* _Assigned task_
If a line in the entries includes "placeholder", show that line.

**** Stored data

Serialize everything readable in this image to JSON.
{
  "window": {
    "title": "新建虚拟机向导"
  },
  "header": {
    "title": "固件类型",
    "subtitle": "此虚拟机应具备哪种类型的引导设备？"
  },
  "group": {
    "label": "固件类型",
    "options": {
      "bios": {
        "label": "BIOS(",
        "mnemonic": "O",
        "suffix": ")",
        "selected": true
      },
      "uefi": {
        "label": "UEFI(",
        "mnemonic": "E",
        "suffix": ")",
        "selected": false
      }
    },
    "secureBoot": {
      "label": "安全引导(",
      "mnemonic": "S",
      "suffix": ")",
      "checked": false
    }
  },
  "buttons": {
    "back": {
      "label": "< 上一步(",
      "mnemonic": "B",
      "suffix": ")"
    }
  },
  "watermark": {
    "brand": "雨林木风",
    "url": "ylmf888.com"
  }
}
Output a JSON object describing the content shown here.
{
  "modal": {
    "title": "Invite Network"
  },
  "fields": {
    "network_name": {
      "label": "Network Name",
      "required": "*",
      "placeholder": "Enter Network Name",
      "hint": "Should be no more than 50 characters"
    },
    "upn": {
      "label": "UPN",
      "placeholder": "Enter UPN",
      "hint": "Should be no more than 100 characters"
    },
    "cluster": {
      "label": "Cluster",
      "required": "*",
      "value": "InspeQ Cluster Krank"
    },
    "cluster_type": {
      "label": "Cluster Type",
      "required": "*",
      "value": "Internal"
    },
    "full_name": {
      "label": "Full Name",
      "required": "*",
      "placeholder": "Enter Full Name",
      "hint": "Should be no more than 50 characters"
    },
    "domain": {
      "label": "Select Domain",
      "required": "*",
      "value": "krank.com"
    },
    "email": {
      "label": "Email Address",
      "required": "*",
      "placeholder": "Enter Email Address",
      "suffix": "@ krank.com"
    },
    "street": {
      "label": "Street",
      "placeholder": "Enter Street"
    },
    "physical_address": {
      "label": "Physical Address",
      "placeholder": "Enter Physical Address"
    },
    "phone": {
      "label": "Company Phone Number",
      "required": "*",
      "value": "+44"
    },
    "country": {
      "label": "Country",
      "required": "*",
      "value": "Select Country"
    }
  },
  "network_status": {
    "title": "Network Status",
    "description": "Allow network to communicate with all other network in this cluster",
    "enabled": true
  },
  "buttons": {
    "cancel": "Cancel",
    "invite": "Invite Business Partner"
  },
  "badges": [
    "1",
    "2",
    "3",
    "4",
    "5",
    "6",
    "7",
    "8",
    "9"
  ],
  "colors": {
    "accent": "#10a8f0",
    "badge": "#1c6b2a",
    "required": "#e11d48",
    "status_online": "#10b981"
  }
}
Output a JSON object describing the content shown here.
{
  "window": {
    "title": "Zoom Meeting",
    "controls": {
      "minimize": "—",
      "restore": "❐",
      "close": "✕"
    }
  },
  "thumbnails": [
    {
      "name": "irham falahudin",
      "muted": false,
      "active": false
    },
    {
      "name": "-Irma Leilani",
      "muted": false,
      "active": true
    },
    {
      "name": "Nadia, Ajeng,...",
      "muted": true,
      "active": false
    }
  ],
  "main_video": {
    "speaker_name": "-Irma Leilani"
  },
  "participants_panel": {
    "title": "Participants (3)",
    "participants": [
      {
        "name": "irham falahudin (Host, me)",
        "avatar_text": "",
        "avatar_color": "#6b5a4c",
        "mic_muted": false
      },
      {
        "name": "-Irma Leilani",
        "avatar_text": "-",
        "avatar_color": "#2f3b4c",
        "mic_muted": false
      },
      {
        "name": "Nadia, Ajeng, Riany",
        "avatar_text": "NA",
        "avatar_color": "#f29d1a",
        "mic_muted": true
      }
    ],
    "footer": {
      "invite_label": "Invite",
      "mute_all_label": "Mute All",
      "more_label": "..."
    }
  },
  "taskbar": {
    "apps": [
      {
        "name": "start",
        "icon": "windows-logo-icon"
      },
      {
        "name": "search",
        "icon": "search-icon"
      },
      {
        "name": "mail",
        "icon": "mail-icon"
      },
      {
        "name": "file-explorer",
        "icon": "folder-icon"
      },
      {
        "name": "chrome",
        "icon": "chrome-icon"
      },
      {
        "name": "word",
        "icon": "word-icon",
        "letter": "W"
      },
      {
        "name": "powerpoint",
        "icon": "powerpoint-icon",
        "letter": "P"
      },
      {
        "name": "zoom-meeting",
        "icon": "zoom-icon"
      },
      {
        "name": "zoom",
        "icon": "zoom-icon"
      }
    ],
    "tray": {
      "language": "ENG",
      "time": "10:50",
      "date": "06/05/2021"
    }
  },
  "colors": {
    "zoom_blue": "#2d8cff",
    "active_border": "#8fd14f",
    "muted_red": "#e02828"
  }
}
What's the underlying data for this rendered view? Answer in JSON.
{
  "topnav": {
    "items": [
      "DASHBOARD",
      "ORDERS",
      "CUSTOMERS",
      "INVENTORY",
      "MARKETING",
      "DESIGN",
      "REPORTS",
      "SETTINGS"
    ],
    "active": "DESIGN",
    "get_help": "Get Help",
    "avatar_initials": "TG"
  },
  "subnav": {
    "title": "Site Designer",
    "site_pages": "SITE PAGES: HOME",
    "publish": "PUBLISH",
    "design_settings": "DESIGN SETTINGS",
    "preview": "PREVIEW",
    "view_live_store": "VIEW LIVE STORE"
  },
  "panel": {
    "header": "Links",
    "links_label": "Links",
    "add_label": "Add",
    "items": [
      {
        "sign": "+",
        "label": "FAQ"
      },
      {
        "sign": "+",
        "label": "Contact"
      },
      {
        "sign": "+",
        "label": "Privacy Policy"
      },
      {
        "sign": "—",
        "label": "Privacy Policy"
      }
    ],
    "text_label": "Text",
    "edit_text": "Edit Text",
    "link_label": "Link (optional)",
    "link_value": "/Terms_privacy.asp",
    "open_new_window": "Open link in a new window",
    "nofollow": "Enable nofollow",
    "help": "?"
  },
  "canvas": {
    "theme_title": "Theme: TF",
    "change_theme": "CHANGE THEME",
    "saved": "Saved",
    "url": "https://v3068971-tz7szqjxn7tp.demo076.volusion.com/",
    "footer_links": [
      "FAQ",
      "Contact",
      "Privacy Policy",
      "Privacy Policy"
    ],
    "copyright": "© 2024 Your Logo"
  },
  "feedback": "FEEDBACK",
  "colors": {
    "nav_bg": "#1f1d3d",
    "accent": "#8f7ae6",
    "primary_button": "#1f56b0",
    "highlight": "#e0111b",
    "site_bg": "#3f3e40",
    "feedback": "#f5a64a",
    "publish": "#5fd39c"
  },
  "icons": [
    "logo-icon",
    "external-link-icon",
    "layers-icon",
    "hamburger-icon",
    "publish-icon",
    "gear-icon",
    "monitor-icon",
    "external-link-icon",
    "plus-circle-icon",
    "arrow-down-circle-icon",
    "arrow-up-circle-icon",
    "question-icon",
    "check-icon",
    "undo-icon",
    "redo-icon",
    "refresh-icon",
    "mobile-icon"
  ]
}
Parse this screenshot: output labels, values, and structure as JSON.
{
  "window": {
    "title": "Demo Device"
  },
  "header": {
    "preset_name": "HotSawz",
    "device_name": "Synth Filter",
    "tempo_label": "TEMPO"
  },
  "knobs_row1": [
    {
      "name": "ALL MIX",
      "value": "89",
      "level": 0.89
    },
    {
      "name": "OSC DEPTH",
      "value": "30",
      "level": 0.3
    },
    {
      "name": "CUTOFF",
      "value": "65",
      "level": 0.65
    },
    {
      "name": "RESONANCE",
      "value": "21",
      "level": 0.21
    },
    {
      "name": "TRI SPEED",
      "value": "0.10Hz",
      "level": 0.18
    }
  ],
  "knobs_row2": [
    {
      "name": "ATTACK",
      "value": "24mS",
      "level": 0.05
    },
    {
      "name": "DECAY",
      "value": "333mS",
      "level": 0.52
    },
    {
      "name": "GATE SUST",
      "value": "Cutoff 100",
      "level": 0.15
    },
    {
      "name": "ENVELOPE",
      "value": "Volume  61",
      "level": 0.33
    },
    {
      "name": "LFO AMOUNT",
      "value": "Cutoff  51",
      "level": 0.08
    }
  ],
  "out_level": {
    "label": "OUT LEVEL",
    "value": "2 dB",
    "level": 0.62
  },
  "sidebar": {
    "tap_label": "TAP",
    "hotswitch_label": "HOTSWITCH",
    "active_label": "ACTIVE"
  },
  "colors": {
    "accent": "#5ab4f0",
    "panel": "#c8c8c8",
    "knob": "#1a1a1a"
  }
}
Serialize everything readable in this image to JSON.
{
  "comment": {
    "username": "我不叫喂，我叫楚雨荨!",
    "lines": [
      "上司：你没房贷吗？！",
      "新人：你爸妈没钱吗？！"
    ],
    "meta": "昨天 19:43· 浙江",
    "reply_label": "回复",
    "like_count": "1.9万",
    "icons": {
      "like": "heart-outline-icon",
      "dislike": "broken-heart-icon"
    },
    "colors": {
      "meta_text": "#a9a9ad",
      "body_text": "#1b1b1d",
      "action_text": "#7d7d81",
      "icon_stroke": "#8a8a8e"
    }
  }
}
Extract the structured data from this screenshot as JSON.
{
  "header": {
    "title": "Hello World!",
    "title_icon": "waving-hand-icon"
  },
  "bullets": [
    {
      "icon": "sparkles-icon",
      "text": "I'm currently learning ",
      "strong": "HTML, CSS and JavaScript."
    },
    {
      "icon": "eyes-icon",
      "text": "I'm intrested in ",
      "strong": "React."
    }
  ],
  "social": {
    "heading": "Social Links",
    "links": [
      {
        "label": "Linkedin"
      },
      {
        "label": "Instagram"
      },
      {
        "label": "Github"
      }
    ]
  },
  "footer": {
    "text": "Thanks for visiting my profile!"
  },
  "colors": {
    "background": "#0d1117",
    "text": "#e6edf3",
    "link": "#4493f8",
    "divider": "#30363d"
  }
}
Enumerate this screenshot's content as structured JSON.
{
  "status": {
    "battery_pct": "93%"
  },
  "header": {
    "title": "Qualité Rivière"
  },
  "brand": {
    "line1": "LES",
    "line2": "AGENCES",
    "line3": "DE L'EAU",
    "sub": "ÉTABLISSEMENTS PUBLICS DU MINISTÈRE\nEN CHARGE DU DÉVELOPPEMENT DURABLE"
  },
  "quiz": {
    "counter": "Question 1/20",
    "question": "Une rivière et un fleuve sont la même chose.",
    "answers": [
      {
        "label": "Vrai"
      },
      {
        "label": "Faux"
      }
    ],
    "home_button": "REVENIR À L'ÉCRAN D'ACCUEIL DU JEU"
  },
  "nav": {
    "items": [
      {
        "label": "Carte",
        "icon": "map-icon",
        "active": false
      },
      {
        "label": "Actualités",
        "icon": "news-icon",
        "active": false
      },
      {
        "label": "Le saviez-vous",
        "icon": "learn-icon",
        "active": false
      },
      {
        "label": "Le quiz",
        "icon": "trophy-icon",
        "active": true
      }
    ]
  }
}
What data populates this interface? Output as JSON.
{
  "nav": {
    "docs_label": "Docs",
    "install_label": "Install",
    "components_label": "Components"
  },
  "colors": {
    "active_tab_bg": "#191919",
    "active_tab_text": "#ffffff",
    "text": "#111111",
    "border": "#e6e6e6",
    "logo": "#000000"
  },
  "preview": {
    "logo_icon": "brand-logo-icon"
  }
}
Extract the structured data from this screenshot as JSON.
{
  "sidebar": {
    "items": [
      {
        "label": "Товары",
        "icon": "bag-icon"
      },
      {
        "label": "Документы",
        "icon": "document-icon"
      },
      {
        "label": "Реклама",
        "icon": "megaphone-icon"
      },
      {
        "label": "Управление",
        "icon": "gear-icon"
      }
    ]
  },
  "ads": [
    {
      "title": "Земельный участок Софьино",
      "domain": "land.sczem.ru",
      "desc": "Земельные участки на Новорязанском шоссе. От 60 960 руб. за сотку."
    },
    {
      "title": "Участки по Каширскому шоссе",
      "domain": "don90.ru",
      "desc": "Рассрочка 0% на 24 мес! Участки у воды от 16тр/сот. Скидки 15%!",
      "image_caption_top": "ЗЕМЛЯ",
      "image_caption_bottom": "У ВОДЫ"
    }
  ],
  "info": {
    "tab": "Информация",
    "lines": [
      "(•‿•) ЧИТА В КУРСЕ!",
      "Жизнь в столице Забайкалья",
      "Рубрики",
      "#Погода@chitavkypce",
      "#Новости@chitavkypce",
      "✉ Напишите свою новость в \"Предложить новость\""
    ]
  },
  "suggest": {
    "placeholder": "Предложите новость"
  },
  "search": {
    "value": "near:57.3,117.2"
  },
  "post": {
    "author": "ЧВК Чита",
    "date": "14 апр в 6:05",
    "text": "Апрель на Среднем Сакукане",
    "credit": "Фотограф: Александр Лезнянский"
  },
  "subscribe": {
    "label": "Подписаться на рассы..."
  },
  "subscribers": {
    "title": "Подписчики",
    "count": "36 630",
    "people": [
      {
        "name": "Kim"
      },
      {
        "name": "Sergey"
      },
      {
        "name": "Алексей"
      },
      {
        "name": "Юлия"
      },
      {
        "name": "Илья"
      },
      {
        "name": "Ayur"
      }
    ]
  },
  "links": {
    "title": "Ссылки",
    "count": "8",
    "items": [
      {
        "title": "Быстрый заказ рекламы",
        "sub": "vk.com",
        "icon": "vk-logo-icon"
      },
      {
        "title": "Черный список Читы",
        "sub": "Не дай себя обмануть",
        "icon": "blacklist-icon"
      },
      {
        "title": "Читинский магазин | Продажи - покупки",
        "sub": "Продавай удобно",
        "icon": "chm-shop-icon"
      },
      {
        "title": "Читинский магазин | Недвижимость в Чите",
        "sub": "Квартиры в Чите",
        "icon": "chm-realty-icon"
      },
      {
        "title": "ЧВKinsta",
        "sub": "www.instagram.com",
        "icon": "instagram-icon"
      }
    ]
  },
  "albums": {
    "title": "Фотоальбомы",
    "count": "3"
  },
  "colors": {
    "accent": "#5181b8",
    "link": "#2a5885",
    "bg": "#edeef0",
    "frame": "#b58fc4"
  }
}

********

* _Answer for this exercise_
      "placeholder": "Enter Network Name",
      "placeholder": "Enter UPN",
      "placeholder": "Enter Full Name",
      "placeholder": "Enter Email Address",
      "placeholder": "Enter Street"
      "placeholder": "Enter Physical Address"
    "placeholder": "Предложите новость"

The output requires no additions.